    What I had in mind was to stack three layers of the magenta and yellow 50cc filters to get a maximum hard and maximum soft, and work from there. As pointed out above, split filtering will give me much more control with the cold light -- perhaps even take away my current longing to find condensor glass and go back to the tungsten light I know from printing 20-30 years ago.

    Oh, and the Lee filters, while about a dollar more per sheet, are available from a local dealer; I can save $10 or so on shipping and have them in my hands the day I have the money. I'm almost through chasing light leaks, have a fresh box of 8x10 RC multigrade paper (and a couple 40+ year old boxes of snapshot size Velox and Dupont, heaven only knows if they're still any good), plan to mix my Dektol on Friday, and should be able to print (for the first time since 1981) this coming weekend.
    Photography has always fascinated me -- as a child, simply for the magic of capturing an image onto glossy paper with a little box, but as an adult because of the unique juxtaposition of science and art -- the physics of optics, the mechanics of the camera, the chemistry of film and developer, alongside the art in seeing, composing, exposing, processing and printing.

  10. #10
    Lee L's Avatar
    Join Date
    Nov 2004
    Shooter
    Multi Format
    Posts
    3,239
    Donald,

    The recommended blue and green filters for split filter VC printing are primary additive filters, similar to the #58 or #61 greens and #47B Wratten filters. Since these are practically full cutoff outside their passbands, each should give you as close as possible to the maximum isolation of either the high contrast or low contrast emulsion layers in the paper. Of course this will vary to some degree with the paper in question, as their spectral sensitivity varies, but it should hold in general, and so shouldn't require that you stack identical filters for increased effect.
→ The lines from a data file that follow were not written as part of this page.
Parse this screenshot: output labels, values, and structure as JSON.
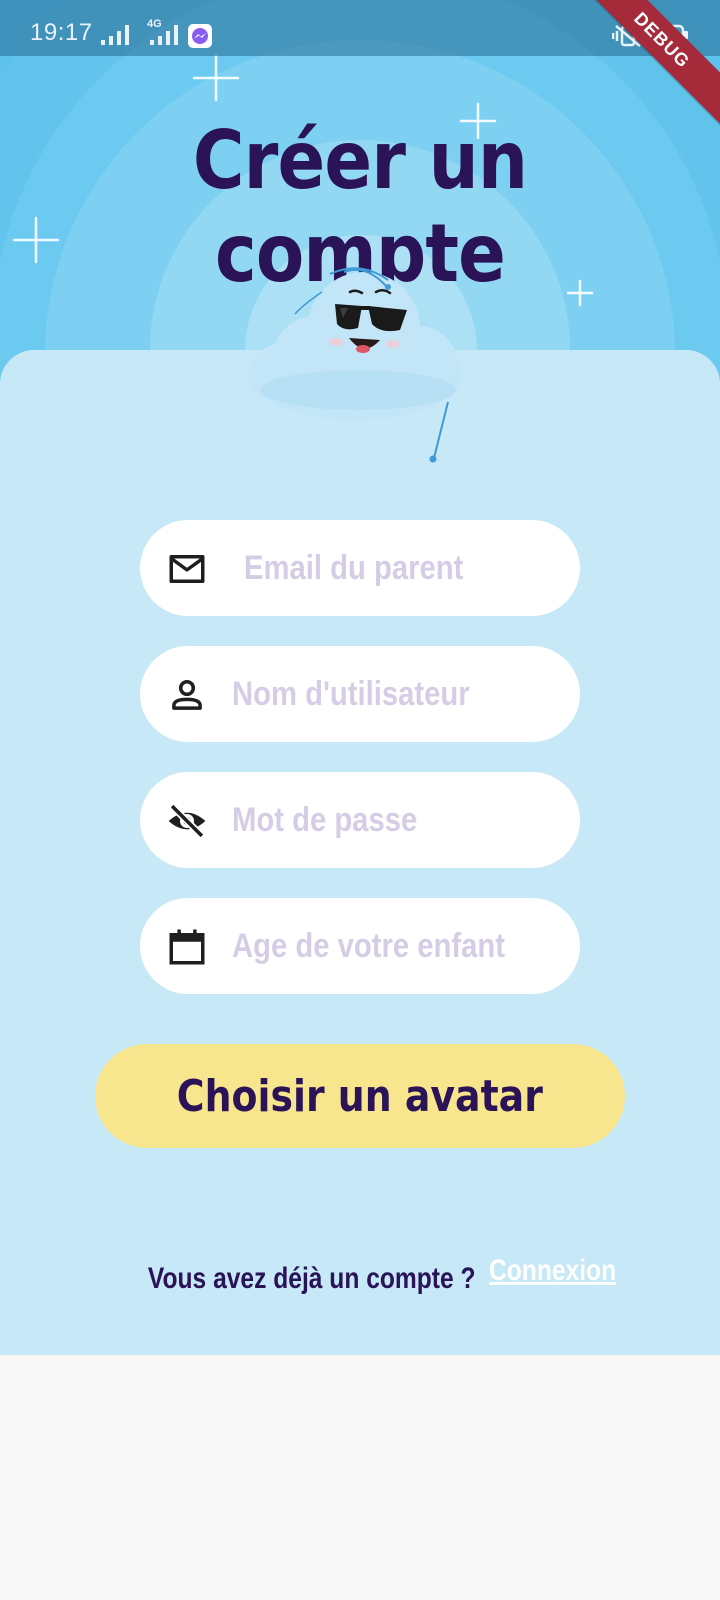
{
  "status_bar": {
    "time": "19:17",
    "network": "4G",
    "icons": [
      "signal-icon",
      "signal-4g-icon",
      "messenger-icon",
      "vibrate-icon",
      "battery-icon"
    ]
  },
  "debug_banner": "DEBUG",
  "title": "Créer un compte",
  "mascot": "cloud-sunglasses-mascot",
  "form": {
    "email_placeholder": "Email du parent",
    "username_placeholder": "Nom d'utilisateur",
    "password_placeholder": "Mot de passe",
    "age_placeholder": "Age de votre enfant",
    "email_icon": "mail-icon",
    "username_icon": "person-icon",
    "password_icon": "eye-off-icon",
    "age_icon": "calendar-icon"
  },
  "cta_label": "Choisir un avatar",
  "login": {
    "question": "Vous avez déjà un compte ?",
    "link": "Connexion"
  },
  "colors": {
    "sky": "#5ec3ec",
    "card": "#c6e8f7",
    "title": "#2b1358",
    "button": "#f8e68f",
    "placeholder": "#d5cde6"
  }
}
    As for easier focusing with the red light included, I don't think that will matter too much, and you wouldn't want to shift focus when changing filters in split printing anyway. If you're using a decent enlarging lens a stop or two down from wide open, you should be able to focus in white light and then put in the filters, especially if they're above the film. Even quality CC gels below the lens shouldn't have that great an effect. Seems I recall an article somewhere that had to do with focus shift with enlarging filters, maybe by Gainer if memory serves, but it's been a while. In any case the finding was that there was an insignificantly small shift in focus with filters in place. If you'd feel better about focusing with filtration in place, focus with the green, near where your vision peaks, then use that for the blue as well. That's probably the route I'd take.
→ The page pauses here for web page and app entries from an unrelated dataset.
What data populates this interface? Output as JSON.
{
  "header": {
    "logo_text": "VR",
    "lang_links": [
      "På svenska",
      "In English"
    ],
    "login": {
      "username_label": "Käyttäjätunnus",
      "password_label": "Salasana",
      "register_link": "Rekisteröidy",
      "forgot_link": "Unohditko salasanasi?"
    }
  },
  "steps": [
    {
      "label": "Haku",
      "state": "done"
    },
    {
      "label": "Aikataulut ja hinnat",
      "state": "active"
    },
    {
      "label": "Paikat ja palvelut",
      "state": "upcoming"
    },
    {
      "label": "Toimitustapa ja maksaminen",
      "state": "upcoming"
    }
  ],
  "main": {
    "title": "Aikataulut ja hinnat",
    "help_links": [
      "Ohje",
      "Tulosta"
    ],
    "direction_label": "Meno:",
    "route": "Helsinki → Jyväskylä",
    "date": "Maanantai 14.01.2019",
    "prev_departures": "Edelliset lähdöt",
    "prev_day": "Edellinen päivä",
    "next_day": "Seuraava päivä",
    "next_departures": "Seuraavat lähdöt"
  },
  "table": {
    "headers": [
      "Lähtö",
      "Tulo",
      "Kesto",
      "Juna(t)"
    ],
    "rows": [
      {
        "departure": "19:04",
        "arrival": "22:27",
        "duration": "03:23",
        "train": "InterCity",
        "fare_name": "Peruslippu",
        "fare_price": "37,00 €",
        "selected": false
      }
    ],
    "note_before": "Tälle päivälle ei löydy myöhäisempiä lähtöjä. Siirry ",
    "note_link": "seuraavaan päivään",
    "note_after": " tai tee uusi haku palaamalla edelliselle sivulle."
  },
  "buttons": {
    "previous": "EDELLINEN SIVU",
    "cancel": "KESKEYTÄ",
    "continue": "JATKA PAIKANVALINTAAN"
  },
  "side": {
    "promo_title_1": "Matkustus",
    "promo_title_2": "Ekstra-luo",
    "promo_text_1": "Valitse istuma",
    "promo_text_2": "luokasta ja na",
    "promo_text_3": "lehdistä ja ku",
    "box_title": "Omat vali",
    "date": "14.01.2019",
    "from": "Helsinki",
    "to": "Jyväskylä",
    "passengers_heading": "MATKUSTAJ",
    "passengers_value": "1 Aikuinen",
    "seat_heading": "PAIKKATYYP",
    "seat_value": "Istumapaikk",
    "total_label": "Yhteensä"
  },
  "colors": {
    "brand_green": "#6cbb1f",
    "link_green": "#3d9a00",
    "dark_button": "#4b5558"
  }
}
    BTW, VC papers vary all over the place, and some require more than 150CC magenta for maximum contrast. Just to give you an idea, Anchell lists Agfa VC papers as needing 80-90CC magenta for maximum contrast and Ilford MG IV RC Deluxe and MG FB need 200CC M to reach maximum contrast. Split blue/green printing seems to me the most versatile approach across a range of papers.

    Just for the record, I'm currently printing split with the "end of range" filters from the Kodak and Ilford filters that I have on hand, which are 20+ years old, and don't include the newer extremes. I plan to get some blue/green filters soon, but don't have them yet. I'm getting back into the darkroom after a hiatus of some years, but only about 10 or 12 in my case. I used to print about 2000 custom B&W's a month on Kodak RC II and III, and could guess to a half-grade by looking at the neg. Don't think I could do that now without a little practice. But I'm not exposing and running 20 prints an hour now either.

    Good luck and have fun getting back into the darkroom. It's still magic in the end, even if you know what you're doing.

    Lee

Page 1 of 2 12 LastLast


 

APUG PARTNERS EQUALLY FUNDING OUR COMMUNITY:



Contact Us  |  Support Us!  |  Advertise  |  Site Terms  |  Archive  —   Search  |  Mobile Device Access  |  RSS  |  Facebook  |  Linkedin